Middlebury is planning to hold the Feb graduation celebration ceremony followed by the ski-down procession for the Class of 2021.5 on Feb. 5, making the celebration the first traditional graduation ceremony for a Feb class since the one held for the 2019.5 class in February of 2020.
An estimated 963 upperclassmen not involved in independent work attempted to register for 875 available seats on the final day of J-Term registration this year — leaving almost 100 students without a 2022 winter term class.
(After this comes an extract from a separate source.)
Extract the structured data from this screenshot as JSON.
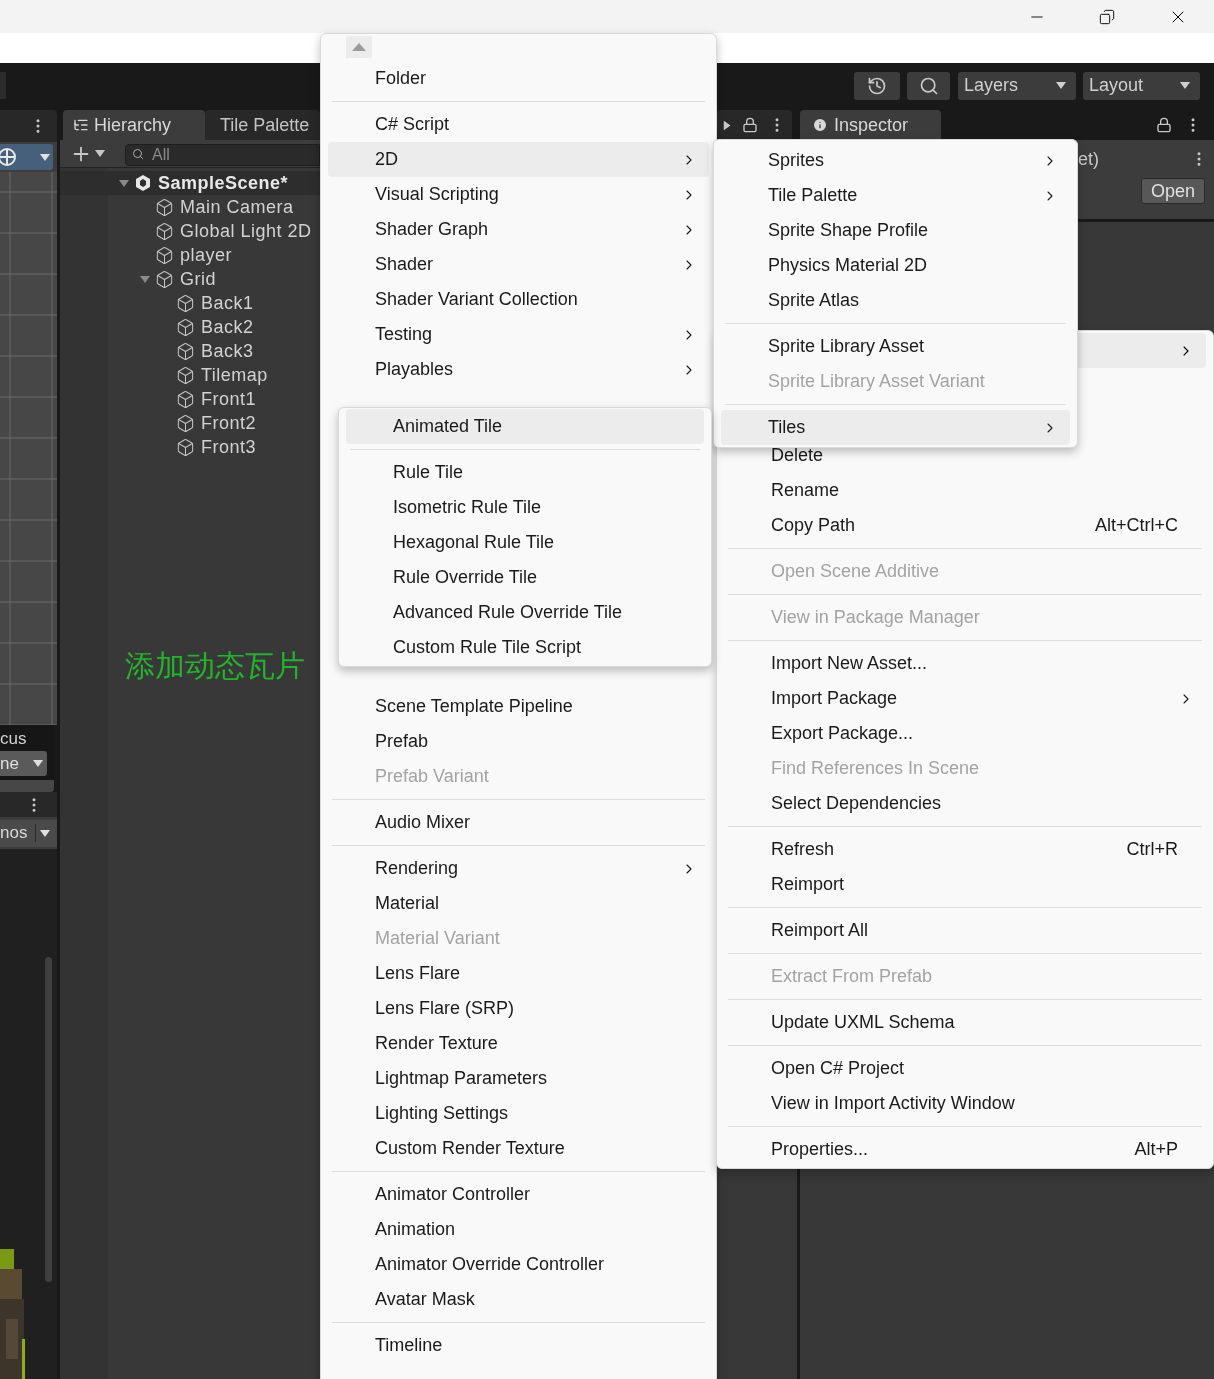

Despite plans to relaunch MiddCourses last spring, the website currently remains on hiatus while a student software development group on campus, MiddDev, works on reprogramming it from scratch. First created in 2014, MiddCourses, Middlebury’s anonymous, student-run course review site, was shut down in spring of 2021 after the software the website was programmed on became out of date. Since last spring, students at Middlebury have no longer had access to the information on MiddCourses, which ranged from grading expectations and assignment types to personal anecdotes about professors and courses. Middcourses was created on an old coding software, Python 2.0, which became incompatible with Heroku, the hosting platform for MiddCourses, according to Nicholas Sliter ’23, the project lead of the MiddCourses project for MiddDev. This incompatibility rendered the MiddCourses site completely inaccessible. The Student Government Association’s Innovation and Technology Committee told The Campus in spring 2021 that the webpage would be reinstated in March. Rather than recreate the entire site, the Innovation and Technology Committee was working on converting it from Python 2.0 to Python 3.0. However, the project experienced difficulties and thus saw little progress. “It’s my understanding that there was difficulty getting the program to run on local development machines,” Sliter said. As of now, MiddCourses is currently down and the domain is listed for sale. SGA and MiddDev are now collaborating among a team of 10 students to create a new MiddCourses site using modern web development software, React and NeXT. The website will still be hosted on Heroku. Sliter hopes to get at least a partially workable form of MiddCourses out to the public before spring course registration; however, he thinks a more feasible reopening for the website will be in about a year. The new site will have the same features as the old MiddCourses, but will feature a more up-to-date interface. It is unclear, according to Sliter, if the old information about courses and professors from the previous MiddCourses will be able to carry over to the new site. Since the site has been down, many students on campus have been affected by its absence. Emma Crockford ’22.5 told The Campus that, before it went offline, MiddCourses was an important resource to determine the workload she was undertaking every semester. “As an English major,” Crockford said, “MiddCourses was incredibly useful in helping me balance the reading and writing workload of my classes.” Professor Mark Spritzer of the Biology Department said that this benefit applies to students in STEM majors as well. Spritzer said MiddCourses could be especially beneficial in helping students balance lab courses with lecture courses. Spritzer is wary, however, of potential bias in student-sourced course review sites. “It’s selecting for only those students who have strong opinions for courses, and those will generally be more negative,” Spritzer said. “Those more neutral students are less likely to take time to write anything about the course.” Spritzer fears the bias caused by the strong opinions of only a few individuals could steer students away from courses that would be valuable and important to their education. Some students on campus feel completely unaffected by the MiddCourses’ absence. Trey Atkins ’22.5 told The Campus that he has not noticed that MiddCourses is down because he never used MiddCourses — even when the site was active. Atkins is majoring in chemistry and minoring in computer science. “My major has pretty strict requirements,” Atkins said.“Any opinion on MiddCourses isn’t going to change if I take Quantum Chemistry this semester.”